§ Entries from a dataset of interfaces:

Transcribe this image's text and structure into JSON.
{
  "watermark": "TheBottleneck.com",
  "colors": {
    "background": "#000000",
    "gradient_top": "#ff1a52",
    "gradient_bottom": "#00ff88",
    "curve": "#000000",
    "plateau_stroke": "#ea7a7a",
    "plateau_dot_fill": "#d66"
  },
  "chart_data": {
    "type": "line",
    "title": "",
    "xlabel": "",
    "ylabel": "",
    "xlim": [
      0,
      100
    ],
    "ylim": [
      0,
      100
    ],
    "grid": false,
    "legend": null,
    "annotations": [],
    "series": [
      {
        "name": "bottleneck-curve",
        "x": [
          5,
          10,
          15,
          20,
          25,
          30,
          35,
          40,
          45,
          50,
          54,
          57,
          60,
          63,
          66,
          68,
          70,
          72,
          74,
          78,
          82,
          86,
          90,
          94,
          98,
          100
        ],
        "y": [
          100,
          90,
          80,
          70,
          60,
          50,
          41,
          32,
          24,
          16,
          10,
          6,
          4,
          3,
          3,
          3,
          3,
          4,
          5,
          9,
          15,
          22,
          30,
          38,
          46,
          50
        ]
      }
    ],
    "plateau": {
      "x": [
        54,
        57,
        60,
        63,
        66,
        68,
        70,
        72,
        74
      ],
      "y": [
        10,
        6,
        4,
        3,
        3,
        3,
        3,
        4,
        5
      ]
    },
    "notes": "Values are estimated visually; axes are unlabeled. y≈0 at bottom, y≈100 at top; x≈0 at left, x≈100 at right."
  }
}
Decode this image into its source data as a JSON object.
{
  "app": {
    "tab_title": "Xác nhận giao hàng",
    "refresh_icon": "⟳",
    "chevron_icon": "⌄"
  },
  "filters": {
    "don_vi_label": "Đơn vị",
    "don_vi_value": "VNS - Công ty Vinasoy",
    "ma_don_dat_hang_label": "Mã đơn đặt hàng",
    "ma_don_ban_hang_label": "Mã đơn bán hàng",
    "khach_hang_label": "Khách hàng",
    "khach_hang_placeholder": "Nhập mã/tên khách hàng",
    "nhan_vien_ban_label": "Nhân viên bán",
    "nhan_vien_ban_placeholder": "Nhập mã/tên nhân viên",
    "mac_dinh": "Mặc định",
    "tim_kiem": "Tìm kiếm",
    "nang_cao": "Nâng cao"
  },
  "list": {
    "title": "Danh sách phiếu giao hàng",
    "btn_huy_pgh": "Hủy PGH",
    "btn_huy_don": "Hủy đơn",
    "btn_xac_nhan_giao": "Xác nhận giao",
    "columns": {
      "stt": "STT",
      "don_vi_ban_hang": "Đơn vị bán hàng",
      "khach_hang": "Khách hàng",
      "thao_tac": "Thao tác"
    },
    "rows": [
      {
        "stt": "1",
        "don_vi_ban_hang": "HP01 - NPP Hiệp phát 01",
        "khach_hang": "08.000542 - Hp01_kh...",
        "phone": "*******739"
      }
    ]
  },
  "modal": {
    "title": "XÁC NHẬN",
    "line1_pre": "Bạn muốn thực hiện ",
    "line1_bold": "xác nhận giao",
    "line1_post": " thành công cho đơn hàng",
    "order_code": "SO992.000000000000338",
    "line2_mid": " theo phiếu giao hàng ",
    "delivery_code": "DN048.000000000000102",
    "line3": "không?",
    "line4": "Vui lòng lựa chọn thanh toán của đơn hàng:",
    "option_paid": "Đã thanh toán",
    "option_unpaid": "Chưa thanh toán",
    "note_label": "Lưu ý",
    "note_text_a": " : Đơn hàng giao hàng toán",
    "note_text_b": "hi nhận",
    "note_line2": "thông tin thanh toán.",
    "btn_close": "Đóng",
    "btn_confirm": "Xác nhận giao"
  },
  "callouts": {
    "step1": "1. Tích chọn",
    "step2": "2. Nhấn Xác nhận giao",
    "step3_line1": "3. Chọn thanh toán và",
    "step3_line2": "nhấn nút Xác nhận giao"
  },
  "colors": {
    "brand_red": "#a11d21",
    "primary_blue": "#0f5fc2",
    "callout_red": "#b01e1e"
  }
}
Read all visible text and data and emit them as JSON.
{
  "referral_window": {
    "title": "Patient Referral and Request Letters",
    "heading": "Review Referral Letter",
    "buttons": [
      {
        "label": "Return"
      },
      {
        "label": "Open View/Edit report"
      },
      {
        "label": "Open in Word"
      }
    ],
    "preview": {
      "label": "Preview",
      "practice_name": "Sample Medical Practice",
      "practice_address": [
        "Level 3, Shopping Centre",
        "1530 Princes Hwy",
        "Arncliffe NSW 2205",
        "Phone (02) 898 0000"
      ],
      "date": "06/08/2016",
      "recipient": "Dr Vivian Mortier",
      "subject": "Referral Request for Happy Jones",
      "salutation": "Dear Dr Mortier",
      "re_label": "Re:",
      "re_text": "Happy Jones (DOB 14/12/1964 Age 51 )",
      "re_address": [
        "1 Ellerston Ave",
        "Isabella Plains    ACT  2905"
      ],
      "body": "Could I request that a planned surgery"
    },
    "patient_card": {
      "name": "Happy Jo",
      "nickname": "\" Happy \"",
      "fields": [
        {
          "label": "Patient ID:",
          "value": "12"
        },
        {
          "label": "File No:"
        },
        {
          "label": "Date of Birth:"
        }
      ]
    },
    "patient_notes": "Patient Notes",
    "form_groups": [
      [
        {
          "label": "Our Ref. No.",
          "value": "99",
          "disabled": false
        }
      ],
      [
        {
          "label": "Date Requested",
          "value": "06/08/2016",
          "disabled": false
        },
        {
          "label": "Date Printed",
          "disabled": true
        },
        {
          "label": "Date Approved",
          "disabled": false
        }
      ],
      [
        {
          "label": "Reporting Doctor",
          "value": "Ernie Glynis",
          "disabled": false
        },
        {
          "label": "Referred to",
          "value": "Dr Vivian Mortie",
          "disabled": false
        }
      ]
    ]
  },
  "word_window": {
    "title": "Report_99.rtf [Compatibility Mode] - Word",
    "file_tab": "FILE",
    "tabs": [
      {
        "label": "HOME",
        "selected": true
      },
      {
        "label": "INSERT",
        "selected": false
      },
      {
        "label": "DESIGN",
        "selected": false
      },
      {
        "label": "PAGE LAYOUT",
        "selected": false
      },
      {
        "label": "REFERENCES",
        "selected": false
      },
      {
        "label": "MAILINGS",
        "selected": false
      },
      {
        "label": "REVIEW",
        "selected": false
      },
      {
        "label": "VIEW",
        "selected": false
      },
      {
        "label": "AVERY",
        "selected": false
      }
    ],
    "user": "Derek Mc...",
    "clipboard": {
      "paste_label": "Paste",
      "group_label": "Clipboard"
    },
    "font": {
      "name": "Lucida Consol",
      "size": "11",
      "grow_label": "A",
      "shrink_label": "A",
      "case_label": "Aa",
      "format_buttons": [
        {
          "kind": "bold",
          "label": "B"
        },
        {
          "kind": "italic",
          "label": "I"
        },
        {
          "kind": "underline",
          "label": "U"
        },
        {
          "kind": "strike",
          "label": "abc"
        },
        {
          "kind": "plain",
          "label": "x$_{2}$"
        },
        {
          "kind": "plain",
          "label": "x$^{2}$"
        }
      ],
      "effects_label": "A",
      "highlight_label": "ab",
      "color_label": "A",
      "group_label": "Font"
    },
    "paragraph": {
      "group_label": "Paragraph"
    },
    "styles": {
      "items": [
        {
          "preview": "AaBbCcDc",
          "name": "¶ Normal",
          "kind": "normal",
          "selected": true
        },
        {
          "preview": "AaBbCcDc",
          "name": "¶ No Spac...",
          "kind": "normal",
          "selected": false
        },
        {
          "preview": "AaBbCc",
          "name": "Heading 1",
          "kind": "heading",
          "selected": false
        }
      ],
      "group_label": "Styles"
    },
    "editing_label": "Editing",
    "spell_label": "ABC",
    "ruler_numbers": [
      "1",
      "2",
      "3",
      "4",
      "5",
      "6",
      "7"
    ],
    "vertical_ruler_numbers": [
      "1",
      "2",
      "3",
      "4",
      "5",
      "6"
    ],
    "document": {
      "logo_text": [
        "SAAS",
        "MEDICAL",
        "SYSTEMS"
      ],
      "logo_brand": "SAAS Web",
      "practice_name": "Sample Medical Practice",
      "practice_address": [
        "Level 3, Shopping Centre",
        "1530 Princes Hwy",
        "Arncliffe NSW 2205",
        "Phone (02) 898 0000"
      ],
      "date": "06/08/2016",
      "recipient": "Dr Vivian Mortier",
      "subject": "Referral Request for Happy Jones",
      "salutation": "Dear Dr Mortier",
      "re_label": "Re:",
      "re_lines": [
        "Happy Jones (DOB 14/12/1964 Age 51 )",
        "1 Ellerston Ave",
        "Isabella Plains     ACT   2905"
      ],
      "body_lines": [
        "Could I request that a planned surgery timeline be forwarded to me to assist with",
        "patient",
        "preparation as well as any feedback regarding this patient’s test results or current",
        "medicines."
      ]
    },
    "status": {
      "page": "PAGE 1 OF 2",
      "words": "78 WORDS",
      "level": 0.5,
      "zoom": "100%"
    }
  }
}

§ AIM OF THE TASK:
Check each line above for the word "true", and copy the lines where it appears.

§ EXERCISE RESPONSE:
          "disabled": true
        "selected": true
          "selected": true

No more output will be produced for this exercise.